** Work item **
If a line in the data below holds the word "Camera", copy it.

+ + + + +

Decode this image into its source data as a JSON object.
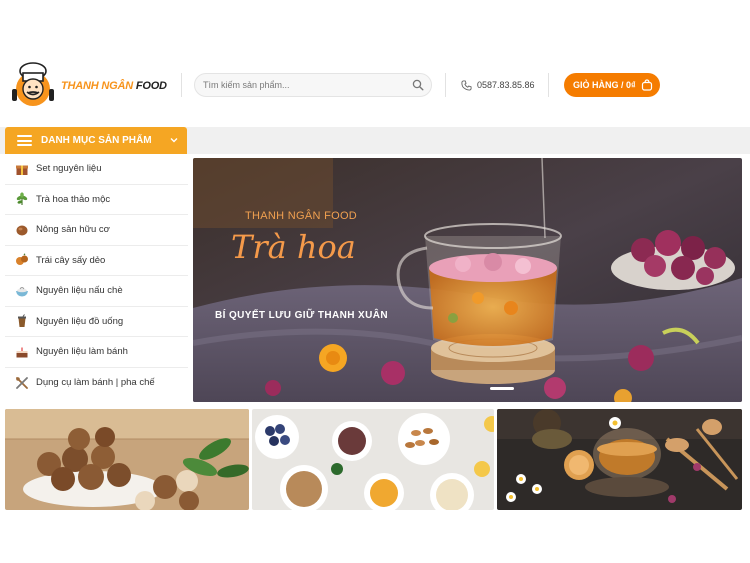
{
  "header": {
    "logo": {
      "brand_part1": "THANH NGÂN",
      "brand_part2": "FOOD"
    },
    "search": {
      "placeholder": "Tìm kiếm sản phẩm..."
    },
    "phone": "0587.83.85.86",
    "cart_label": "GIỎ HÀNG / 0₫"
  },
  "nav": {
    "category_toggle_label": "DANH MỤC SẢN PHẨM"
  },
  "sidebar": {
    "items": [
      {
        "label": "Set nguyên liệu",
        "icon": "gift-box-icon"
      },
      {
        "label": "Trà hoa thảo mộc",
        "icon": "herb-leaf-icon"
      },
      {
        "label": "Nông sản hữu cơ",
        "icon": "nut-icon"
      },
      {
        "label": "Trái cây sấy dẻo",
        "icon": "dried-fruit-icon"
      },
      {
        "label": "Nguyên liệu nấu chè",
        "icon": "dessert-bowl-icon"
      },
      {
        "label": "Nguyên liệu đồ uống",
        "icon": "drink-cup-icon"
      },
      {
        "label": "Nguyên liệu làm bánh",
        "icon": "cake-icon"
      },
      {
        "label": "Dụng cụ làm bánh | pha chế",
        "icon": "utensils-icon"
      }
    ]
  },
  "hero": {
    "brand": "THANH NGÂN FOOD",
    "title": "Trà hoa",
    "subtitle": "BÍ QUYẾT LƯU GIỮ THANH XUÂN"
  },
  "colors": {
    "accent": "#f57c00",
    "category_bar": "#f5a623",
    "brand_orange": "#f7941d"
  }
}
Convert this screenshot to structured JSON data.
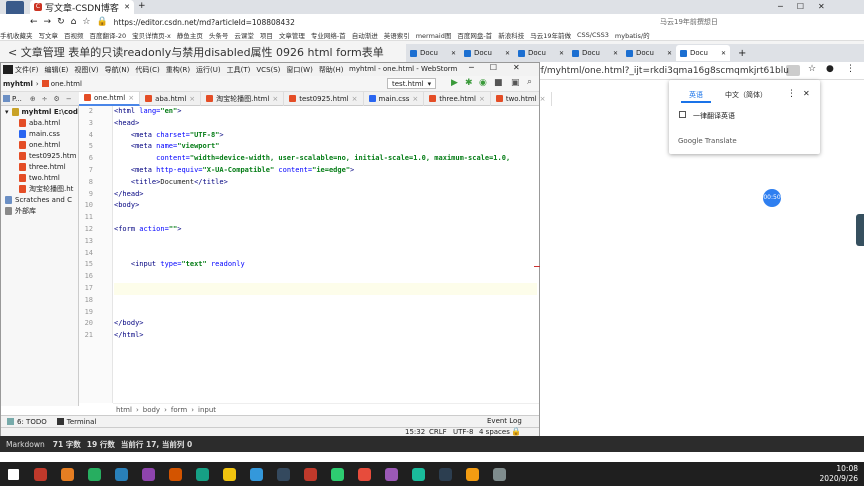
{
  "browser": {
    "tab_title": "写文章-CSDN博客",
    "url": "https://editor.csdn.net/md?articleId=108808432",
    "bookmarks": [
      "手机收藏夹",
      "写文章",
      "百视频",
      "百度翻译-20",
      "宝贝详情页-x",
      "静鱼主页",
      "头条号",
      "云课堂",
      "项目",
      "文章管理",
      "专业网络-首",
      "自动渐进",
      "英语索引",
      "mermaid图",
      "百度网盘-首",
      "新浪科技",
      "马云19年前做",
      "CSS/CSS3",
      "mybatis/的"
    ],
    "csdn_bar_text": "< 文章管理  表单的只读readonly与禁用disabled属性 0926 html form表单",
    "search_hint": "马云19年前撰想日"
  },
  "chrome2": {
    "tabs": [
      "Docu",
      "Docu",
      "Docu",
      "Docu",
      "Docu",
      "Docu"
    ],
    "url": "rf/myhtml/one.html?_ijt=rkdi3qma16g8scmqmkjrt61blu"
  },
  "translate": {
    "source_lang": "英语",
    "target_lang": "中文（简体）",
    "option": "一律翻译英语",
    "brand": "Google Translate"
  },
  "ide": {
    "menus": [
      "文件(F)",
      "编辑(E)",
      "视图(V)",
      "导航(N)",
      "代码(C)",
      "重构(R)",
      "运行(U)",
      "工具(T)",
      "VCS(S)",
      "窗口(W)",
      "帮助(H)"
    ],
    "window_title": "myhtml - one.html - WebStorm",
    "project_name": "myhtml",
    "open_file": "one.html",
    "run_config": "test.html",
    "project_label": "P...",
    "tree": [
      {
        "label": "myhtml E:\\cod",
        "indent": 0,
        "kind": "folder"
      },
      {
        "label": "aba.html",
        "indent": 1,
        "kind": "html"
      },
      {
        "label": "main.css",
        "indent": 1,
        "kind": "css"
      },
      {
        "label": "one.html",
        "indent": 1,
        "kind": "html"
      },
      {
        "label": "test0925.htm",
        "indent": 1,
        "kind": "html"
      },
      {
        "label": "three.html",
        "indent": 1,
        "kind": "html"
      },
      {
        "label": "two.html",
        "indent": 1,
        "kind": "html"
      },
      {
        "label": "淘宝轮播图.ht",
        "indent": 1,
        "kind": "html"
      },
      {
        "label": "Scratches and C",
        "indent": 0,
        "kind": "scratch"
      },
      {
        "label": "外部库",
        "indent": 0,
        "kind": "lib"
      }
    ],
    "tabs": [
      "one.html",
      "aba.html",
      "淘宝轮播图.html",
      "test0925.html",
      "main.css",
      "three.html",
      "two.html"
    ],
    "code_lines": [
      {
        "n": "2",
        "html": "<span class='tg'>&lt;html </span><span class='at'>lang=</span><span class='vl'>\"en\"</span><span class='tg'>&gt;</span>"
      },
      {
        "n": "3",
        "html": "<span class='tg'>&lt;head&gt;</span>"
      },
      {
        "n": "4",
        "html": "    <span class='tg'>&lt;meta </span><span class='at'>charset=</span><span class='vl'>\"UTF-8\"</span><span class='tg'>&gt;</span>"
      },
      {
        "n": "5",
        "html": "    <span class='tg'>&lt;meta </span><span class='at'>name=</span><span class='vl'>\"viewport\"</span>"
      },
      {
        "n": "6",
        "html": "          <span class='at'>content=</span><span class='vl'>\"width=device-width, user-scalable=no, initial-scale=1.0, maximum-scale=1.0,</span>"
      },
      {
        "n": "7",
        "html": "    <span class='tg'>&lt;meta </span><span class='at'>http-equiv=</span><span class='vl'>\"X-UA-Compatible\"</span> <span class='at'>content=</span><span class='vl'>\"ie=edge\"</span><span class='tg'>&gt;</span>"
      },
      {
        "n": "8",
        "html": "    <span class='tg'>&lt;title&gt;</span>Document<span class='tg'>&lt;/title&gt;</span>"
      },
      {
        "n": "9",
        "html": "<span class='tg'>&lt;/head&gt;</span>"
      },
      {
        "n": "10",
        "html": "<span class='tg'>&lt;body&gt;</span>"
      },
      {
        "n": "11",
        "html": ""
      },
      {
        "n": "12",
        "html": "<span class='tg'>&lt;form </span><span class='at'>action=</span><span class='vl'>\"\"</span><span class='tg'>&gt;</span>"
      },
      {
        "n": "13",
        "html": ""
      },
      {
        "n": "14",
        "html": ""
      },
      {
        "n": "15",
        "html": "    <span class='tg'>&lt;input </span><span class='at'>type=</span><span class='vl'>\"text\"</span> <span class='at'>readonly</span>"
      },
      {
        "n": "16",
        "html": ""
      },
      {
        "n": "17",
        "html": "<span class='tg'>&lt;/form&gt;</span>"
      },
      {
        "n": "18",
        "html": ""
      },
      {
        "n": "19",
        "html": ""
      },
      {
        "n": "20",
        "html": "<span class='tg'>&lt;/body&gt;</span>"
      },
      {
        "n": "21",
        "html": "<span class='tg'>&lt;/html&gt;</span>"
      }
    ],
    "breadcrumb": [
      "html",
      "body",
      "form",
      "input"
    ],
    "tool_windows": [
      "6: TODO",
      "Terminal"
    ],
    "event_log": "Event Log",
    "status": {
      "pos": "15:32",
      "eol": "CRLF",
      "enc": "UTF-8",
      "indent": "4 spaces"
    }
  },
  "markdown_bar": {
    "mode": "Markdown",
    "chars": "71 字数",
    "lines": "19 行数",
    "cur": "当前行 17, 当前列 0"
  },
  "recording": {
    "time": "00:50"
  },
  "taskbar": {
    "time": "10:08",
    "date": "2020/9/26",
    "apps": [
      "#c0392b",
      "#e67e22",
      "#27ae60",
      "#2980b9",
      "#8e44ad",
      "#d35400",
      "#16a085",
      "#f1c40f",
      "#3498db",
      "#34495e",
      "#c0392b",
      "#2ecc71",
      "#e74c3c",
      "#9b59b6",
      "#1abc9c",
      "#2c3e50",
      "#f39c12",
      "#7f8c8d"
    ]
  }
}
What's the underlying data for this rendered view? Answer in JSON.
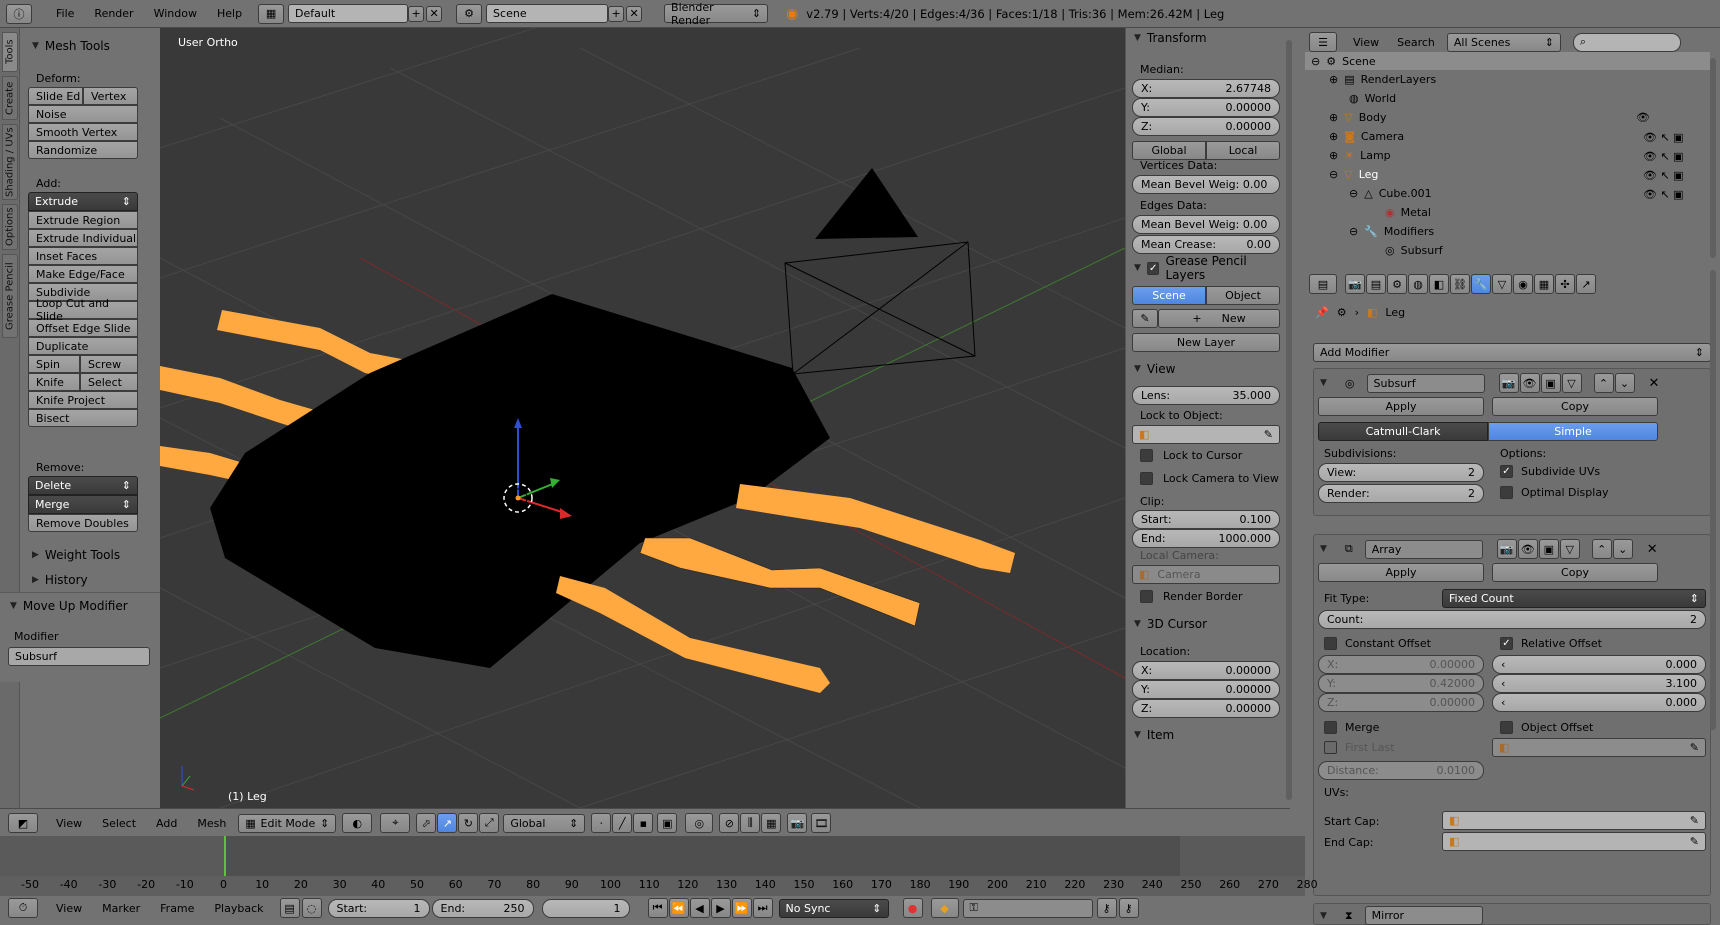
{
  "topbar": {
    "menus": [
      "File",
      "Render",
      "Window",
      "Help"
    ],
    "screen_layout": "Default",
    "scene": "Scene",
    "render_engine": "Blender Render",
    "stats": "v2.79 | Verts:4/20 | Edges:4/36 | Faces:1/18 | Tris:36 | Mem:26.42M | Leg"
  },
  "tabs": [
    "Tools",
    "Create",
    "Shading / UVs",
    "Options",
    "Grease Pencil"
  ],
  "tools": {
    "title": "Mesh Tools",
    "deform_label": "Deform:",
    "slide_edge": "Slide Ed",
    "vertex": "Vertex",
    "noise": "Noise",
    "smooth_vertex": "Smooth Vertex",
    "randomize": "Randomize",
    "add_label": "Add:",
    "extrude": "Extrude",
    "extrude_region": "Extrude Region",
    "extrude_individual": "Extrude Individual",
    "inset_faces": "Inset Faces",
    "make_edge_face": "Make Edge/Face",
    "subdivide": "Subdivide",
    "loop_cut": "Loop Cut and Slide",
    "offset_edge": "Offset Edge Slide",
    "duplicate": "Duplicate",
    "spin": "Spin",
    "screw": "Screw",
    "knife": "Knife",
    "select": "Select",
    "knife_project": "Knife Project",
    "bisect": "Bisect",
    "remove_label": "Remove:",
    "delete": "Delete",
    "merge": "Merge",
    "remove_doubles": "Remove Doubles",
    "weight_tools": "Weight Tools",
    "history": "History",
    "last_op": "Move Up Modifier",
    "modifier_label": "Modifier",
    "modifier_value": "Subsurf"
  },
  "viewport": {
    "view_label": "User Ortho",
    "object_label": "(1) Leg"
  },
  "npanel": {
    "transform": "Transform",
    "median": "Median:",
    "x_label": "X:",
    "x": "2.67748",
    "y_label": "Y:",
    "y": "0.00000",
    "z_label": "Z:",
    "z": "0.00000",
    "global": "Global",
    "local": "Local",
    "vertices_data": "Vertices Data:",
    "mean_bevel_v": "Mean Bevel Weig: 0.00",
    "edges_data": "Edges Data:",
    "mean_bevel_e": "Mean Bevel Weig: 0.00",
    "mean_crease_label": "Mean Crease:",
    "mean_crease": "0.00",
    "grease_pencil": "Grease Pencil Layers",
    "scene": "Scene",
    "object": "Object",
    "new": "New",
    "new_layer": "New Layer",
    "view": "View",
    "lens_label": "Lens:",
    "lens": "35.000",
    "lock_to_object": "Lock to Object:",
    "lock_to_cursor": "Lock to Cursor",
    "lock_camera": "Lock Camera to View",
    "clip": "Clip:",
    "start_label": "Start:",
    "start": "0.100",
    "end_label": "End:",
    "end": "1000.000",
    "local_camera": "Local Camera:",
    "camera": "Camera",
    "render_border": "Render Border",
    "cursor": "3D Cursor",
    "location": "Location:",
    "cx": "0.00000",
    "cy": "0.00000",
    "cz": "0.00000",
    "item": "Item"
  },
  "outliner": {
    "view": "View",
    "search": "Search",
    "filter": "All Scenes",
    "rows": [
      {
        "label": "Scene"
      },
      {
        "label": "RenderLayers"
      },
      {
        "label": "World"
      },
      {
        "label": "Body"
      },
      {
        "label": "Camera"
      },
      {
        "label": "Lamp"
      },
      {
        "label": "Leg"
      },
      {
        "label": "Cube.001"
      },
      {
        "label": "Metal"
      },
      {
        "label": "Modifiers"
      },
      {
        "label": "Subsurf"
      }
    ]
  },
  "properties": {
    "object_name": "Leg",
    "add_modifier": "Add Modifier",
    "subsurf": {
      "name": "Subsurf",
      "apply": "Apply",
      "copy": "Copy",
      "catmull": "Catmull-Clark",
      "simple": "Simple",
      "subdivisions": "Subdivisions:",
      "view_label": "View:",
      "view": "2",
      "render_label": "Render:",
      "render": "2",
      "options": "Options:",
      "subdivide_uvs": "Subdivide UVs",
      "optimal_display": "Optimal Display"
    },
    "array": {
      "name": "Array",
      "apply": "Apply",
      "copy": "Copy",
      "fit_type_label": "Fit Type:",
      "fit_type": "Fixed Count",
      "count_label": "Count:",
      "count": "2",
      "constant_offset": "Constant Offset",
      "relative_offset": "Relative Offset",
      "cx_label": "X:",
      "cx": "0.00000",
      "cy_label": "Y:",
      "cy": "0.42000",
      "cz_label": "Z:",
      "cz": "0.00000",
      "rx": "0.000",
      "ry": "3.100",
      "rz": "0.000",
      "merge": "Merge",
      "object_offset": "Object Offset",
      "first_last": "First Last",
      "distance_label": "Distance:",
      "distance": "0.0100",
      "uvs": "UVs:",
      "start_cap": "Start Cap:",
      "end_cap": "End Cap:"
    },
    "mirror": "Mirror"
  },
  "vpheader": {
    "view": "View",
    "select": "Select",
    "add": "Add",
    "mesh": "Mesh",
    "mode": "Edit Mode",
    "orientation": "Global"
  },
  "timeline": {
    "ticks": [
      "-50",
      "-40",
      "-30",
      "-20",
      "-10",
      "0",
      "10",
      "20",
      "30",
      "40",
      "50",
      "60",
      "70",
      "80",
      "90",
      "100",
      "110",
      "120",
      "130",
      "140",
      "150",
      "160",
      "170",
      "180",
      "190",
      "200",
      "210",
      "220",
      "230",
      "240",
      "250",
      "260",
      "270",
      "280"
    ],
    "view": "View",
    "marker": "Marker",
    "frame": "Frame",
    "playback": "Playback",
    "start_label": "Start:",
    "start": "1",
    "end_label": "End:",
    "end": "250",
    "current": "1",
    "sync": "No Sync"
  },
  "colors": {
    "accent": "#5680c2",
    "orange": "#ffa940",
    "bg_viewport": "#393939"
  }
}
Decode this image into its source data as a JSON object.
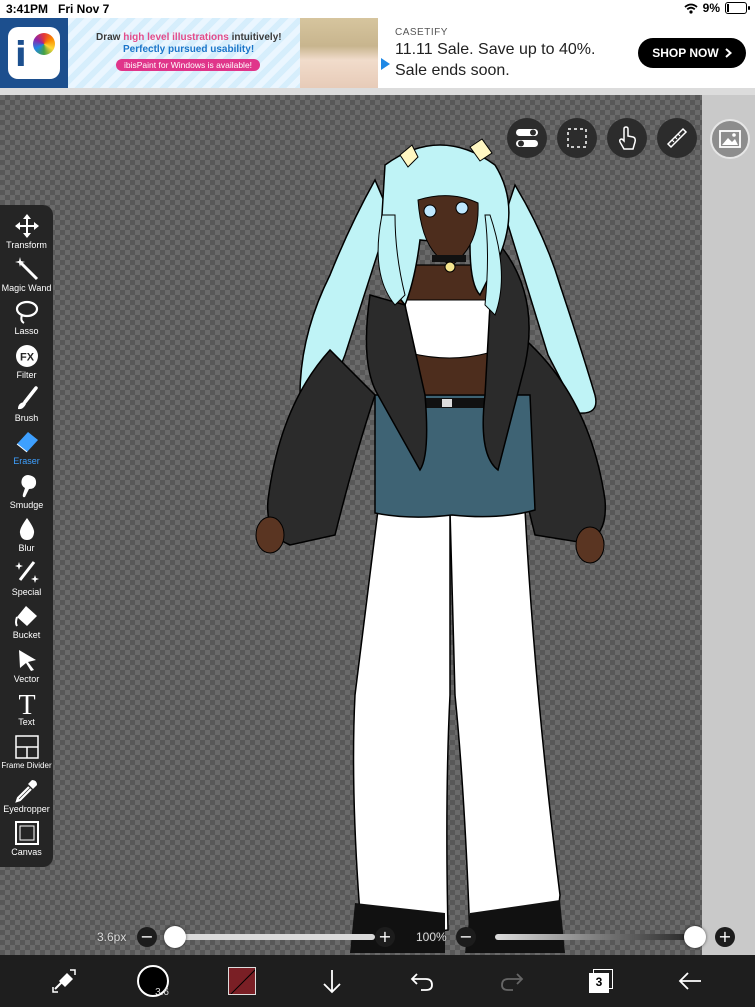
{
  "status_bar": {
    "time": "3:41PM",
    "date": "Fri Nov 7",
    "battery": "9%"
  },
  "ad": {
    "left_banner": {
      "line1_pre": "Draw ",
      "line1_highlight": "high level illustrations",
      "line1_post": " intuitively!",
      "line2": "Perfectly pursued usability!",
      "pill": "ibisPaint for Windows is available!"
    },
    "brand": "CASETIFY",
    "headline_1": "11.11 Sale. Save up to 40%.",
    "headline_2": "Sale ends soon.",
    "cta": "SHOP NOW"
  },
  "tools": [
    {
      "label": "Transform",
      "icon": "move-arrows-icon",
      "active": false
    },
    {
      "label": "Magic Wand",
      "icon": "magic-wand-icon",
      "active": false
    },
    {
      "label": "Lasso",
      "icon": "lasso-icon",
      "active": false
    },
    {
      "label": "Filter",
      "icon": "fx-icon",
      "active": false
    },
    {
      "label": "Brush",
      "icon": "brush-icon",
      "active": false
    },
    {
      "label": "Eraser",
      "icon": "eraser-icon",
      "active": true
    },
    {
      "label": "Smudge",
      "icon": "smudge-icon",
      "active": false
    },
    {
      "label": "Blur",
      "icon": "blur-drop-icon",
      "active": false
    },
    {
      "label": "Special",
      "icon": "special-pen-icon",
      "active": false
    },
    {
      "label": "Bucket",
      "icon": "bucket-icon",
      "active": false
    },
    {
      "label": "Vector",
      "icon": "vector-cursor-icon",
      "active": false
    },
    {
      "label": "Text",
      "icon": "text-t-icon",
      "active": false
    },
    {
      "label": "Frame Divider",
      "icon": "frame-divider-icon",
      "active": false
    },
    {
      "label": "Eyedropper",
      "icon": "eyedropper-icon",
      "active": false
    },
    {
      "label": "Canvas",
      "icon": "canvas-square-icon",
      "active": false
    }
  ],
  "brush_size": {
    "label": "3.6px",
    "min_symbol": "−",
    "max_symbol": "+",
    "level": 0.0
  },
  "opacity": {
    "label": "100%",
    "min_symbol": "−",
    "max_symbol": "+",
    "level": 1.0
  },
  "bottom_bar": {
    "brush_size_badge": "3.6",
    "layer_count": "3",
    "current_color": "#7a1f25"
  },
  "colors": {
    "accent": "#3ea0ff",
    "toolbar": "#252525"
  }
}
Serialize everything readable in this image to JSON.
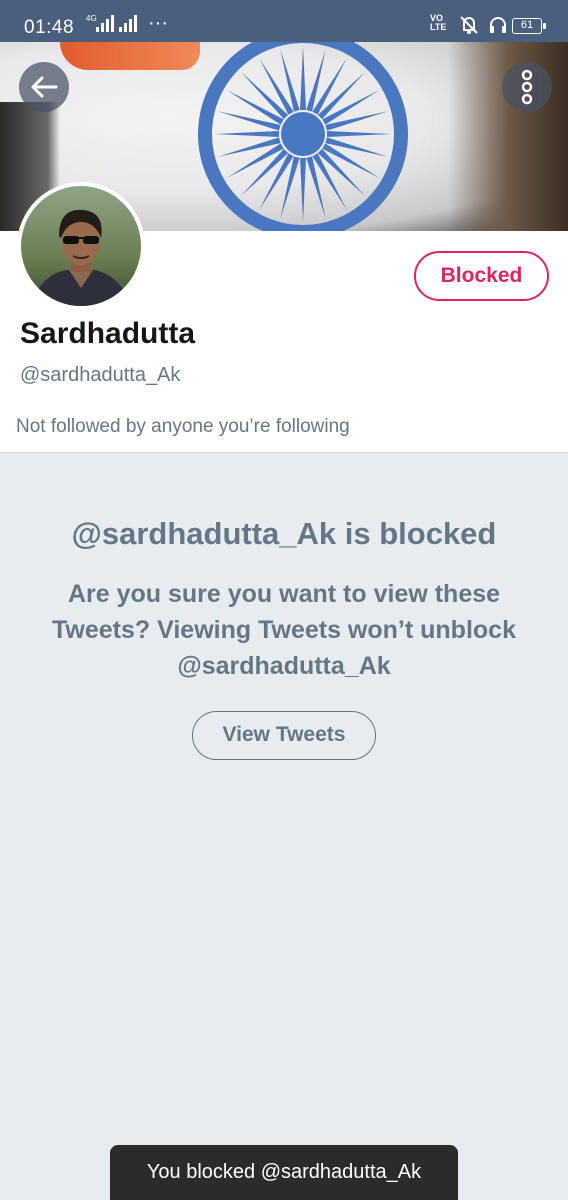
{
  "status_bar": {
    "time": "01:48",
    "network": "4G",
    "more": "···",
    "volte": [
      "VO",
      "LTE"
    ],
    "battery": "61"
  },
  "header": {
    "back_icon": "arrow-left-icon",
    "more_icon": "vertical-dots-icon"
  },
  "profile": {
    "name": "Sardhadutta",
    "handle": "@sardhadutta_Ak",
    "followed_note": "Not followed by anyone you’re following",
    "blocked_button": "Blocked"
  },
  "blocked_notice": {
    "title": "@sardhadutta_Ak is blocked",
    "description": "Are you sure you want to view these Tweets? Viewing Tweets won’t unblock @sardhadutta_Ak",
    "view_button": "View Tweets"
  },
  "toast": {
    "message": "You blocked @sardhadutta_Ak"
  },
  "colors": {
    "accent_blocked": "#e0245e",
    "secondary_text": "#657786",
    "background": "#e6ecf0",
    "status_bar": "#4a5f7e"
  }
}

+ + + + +

** Problem solution **
    "lock_camera": "Lock Camera to View",
    "local_camera": "Local Camera:",
    "camera": "Camera",
        "label": "Camera"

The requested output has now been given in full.